In the meantime, Israelis can only laugh at their predicament. Nearly 900,000 people—a huge number in a country of 7 million—tuned in to watch the election episode of "Wonderful Country," Israel's version of "Saturday Night Live." The show's actors insist they aim to be politically neutral, but the young studio audience had clear preferences—a portent, perhaps, of the final election results. Warming them up before the show, one of the actors asked the crowd: "Who voted for Bibi?" Silence. "Don't be embarrassed," he continued. "He'll win in the end." Mention of hard-liner Avigdor Lieberman's name drew a few lusty whistles from the back of the crowd. "Don't be so enthusiastic," the warm-up man needled. "That's s---." Only when he called out Livni's name did the audience sprout with dozens of raised hands.

Just a few months ago, Livni's political prospects seemed to be fading. After Prime Minister Ehud Olmert announced his resignation this past fall, Livni failed to cobble together a governing majority, essentially making the election Netanyahu's to lose. Yet once the guns fell silent in Gaza, Livni's campaign slowly gathered momentum; in the last few weeks, the foreign minister's raucus crowds were sporting trendy T shirts silk-screened with the slogan BELIEVENI. Orna Banai, the actress who plays Livni on "Wonderful Country," says she's had to adjust her impression as Livni has refined her public persona. "Two years ago she was so different," says Banai. "She was lacking in confidence then, she would hesitate more.
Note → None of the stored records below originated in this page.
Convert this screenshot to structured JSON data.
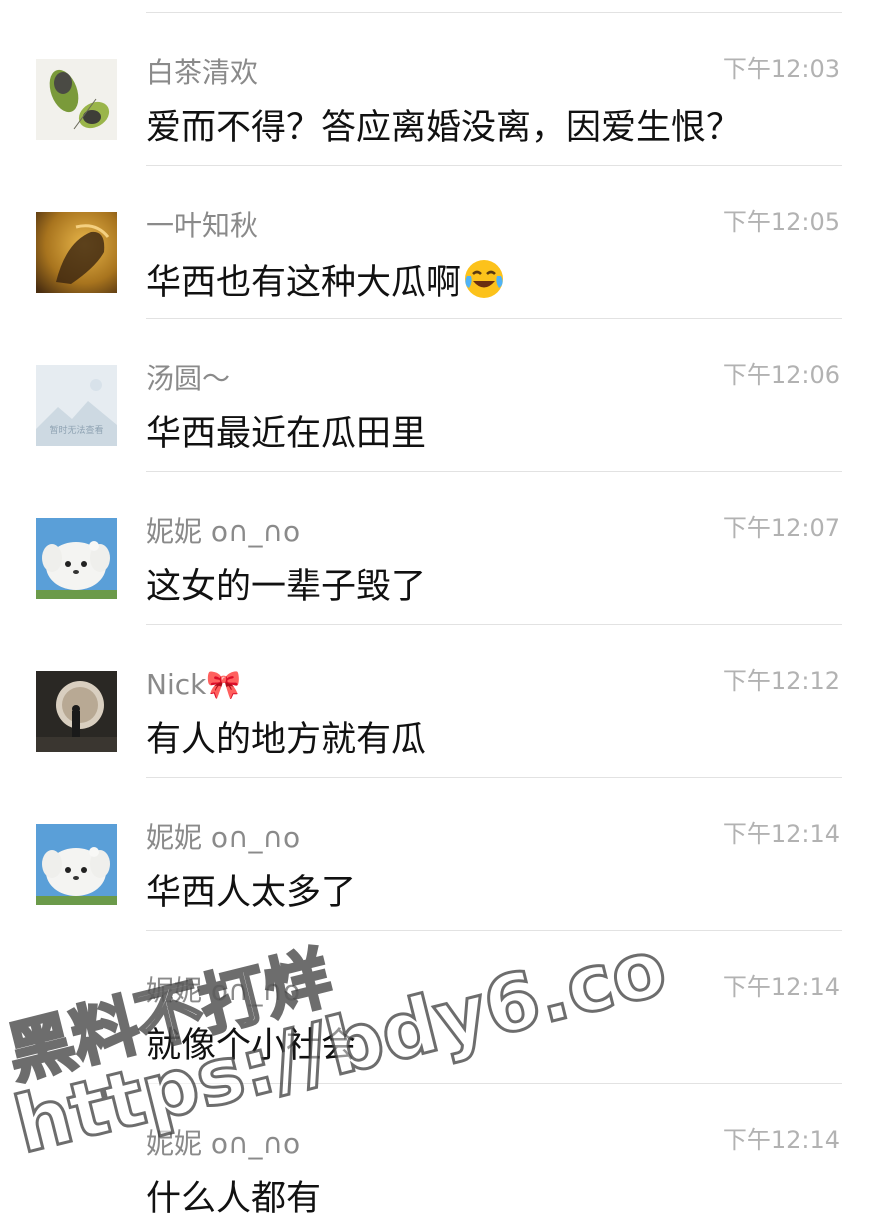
{
  "messages": [
    {
      "name": "白茶清欢",
      "time": "下午12:03",
      "text": "爱而不得？答应离婚没离，因爱生恨？",
      "avatar": "leaf-avatar"
    },
    {
      "name": "一叶知秋",
      "time": "下午12:05",
      "text": "华西也有这种大瓜啊",
      "emoji": "crying-laughing-emoji",
      "avatar": "golden-art-avatar"
    },
    {
      "name": "汤圆～",
      "time": "下午12:06",
      "text": "华西最近在瓜田里",
      "avatar": "placeholder-avatar",
      "avatar_caption": "暂时无法查看"
    },
    {
      "name": "妮妮 o∩_∩o",
      "time": "下午12:07",
      "text": "这女的一辈子毁了",
      "avatar": "white-dog-avatar"
    },
    {
      "name": "Nick🎀",
      "time": "下午12:12",
      "text": "有人的地方就有瓜",
      "avatar": "dark-room-avatar"
    },
    {
      "name": "妮妮 o∩_∩o",
      "time": "下午12:14",
      "text": "华西人太多了",
      "avatar": "white-dog-avatar"
    },
    {
      "name": "妮妮 o∩_∩o",
      "time": "下午12:14",
      "text": "就像个小社会",
      "avatar": ""
    },
    {
      "name": "妮妮 o∩_∩o",
      "time": "下午12:14",
      "text": "什么人都有",
      "avatar": ""
    }
  ],
  "watermark": {
    "line1": "黑料不打烊",
    "line2": "https://bdy6.co"
  }
}
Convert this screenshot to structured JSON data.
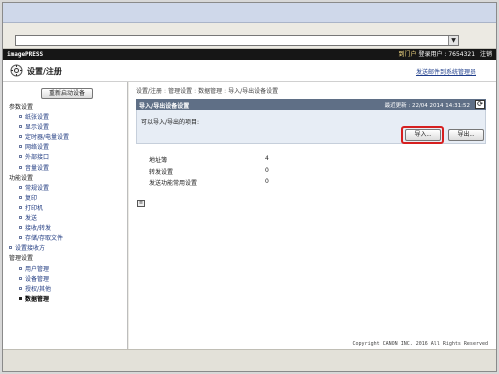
{
  "brand": "imagePRESS",
  "topbar": {
    "portal": "到门户",
    "login_user_label": "登录用户",
    "login_user_value": "7654321",
    "logout": "注销"
  },
  "header": {
    "title": "设置/注册",
    "mail_link": "发送邮件到系统管理员"
  },
  "sidebar": {
    "restart_label": "重新启动设备",
    "items": [
      {
        "label": "参数设置",
        "kind": "head"
      },
      {
        "label": "纸张设置",
        "kind": "item"
      },
      {
        "label": "显示设置",
        "kind": "item"
      },
      {
        "label": "定时器/电量设置",
        "kind": "item"
      },
      {
        "label": "网络设置",
        "kind": "item"
      },
      {
        "label": "外部接口",
        "kind": "item"
      },
      {
        "label": "音量设置",
        "kind": "item"
      },
      {
        "label": "功能设置",
        "kind": "head"
      },
      {
        "label": "常规设置",
        "kind": "item"
      },
      {
        "label": "复印",
        "kind": "item"
      },
      {
        "label": "打印机",
        "kind": "item"
      },
      {
        "label": "发送",
        "kind": "item"
      },
      {
        "label": "接收/转发",
        "kind": "item"
      },
      {
        "label": "存储/存取文件",
        "kind": "item"
      },
      {
        "label": "设置接收方",
        "kind": "top"
      },
      {
        "label": "管理设置",
        "kind": "head"
      },
      {
        "label": "用户管理",
        "kind": "item"
      },
      {
        "label": "设备管理",
        "kind": "item"
      },
      {
        "label": "授权/其他",
        "kind": "item"
      },
      {
        "label": "数据管理",
        "kind": "item",
        "active": true
      }
    ]
  },
  "breadcrumb": [
    "设置/注册",
    "管理设置",
    "数据管理",
    "导入/导出设备设置"
  ],
  "breadcrumb_sep": ":",
  "panel": {
    "title": "导入/导出设备设置",
    "updated_label": "最近更新",
    "updated_value": "22/04 2014 14:31:52",
    "description": "可以导入/导出的项目:",
    "import_label": "导入...",
    "export_label": "导出..."
  },
  "info_rows": [
    {
      "label": "地址簿",
      "value": "4"
    },
    {
      "label": "转发设置",
      "value": "0"
    },
    {
      "label": "发送功能常用设置",
      "value": "0"
    }
  ],
  "copyright": "Copyright CANON INC. 2016 All Rights Reserved",
  "colors": {
    "panel_header": "#5f6f86",
    "panel_body": "#e7edf5",
    "highlight": "#d62020",
    "link": "#1d3c8a"
  },
  "icons": {
    "address_dropdown": "chevron-down-icon",
    "header_icon": "settings-tool-icon",
    "refresh": "refresh-icon",
    "page_top": "page-top-icon"
  }
}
It's much more fun now—she's stronger, she's more interesting." Banai said she hoped Livni would ultimately take over as P.M., but didn't seem very confident about that outcome. "Israelis are masochists," she concluded.

Tuesday was a rough night for Netanyahu, but Mariano Edelman, the actor who plays Bibi, insisted that it's too early to count out the former prime minister. "Even if you don't believe in his platform, the guy's a genius," he said, fiddling with the gray combover wig plastered to his scalp. "He's a master of public communication. He knows how to act with his eyes, with his smile." Still, Edelman acknowledged that Israelis see something slightly louche in Bibi's character. The key to an accurate impersonation, he explained, is "to be a little conceited—to be a ladies man." The actor cocked his head and twisted his face into a smarmy grin.

The night's scene-stealer, though, was the show's impression of Avigdor Lieberman, the hawkish Russian émigré whose Israel Beitenu Party captured 15 Knesset seats—enough to make him a kingmaker, and probably the next defense minister. The hard-liner, who opposes coexistence with Israel's Arab population, was parodied as a fascist autocrat; he made his entrance to the death-march theme from "Star Wars," riding atop a black Humvee, wearing black leather, packing a handgun, and flanked by black-clad bodyguards leading big black dogs. The populist's rise is a genuinely troubling development for Israel's doves, including many of those in the studio audience. But for an hour on Tuesday night, at least, there was nothing to be done about the situation except to laugh.